Use of targeted transversus abdominus plane blocks in pediatric patients with anterior cutaneous nerve entrapment syndrome.

Journal Article (Journal Article)

Anterior cutaneous nerve entrapment syndrome (ACNES) is a commonly overlooked source of chronic abdominal wall pain. A diagnosis of ACNES should be considered in cases of severe, localized abdominal pain that is accentuated by physical activity. Providers should consider diagnosing ACNES once a patient has both a positive result from a Carnett's test and precise localization of pain. We describe the use of transversus abdominus plane (TAP) blocks to treat ACNES in the pediatric patient population. TAP blocks are a treatment modality which have been described less frequently in the management of this syndrome, with rectus sheath blocks being used more commonly. TAP blocks can be used effectively for ACNES by targeting the site of maximal tenderness, which was identified using ultrasound guidance. Moreover, TAP blocks are an attractive procedure option for ACNES as they are less invasive than other commonly used techniques. We present 3 case series reports of pediatric patients evaluated at our institution for severe abdominal pain to describe the clinical manifestations, sequelae, and outcome of ACNES. Though the exact incidence of ACNES in the pediatric population is unknown, this condition has significant implications from chronic pain. Chronic pain can lead to significant emotional and social impacts on these pediatric patients, as well as their on their families. Further, the extensive utilization of health care resources is impacted when children with undiagnosed ACNES undergo invasive treatments when ACNES is not in the early differential. The purpose of this case series report is to prompt better recognition of the condition ACNES, and to highlight the efficacy of TAP blocks as a management strategy.
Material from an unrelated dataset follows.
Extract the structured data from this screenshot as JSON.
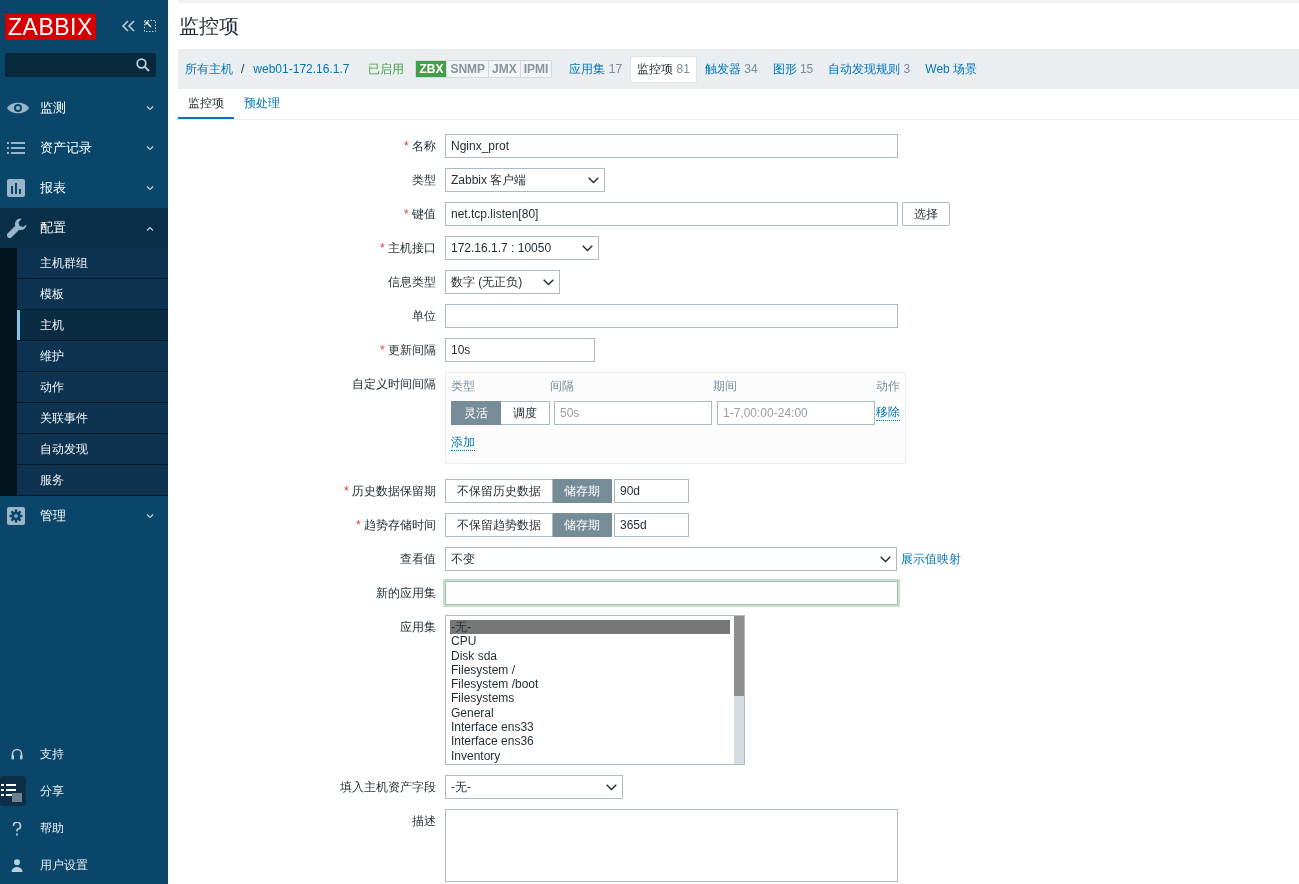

Full Text

Duke Authors

Cited Authors

  • Nizamuddin, SL; Koury, KM; Lau, ME; Watt, LD; Gulur, P

Published Date

  • 2014

Published In
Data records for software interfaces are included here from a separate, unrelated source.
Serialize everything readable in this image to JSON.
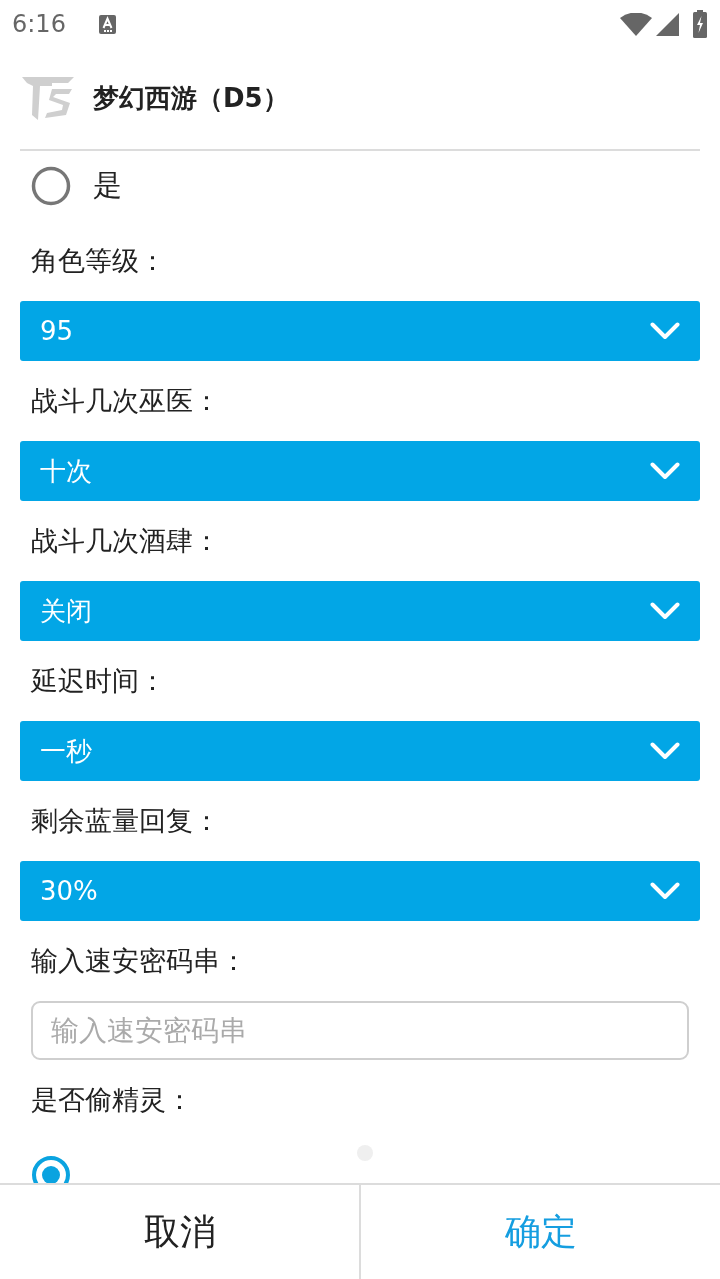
{
  "status_bar": {
    "time": "6:16"
  },
  "header": {
    "title": "梦幻西游（D5）"
  },
  "form": [
    {
      "kind": "radio_group",
      "options": [
        {
          "label": "是",
          "selected": false
        }
      ]
    },
    {
      "kind": "select",
      "label": "角色等级：",
      "value": "95"
    },
    {
      "kind": "select",
      "label": "战斗几次巫医：",
      "value": "十次"
    },
    {
      "kind": "select",
      "label": "战斗几次酒肆：",
      "value": "关闭"
    },
    {
      "kind": "select",
      "label": "延迟时间：",
      "value": "一秒"
    },
    {
      "kind": "select",
      "label": "剩余蓝量回复：",
      "value": "30%"
    },
    {
      "kind": "text_input",
      "label": "输入速安密码串：",
      "placeholder": "输入速安密码串"
    },
    {
      "kind": "radio_group",
      "label": "是否偷精灵：",
      "options": [
        {
          "selected": true
        }
      ]
    }
  ],
  "footer": {
    "buttons": [
      {
        "kind": "cancel",
        "label": "取消"
      },
      {
        "kind": "confirm",
        "label": "确定"
      }
    ]
  }
}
Volume / Issue

  • 17 / 5

Start / End Page

  • E623 - E627

PubMed ID

  • 25247912

Electronic International Standard Serial Number (EISSN)

  • 2150-1149


  • eng

Conference Location

  • United States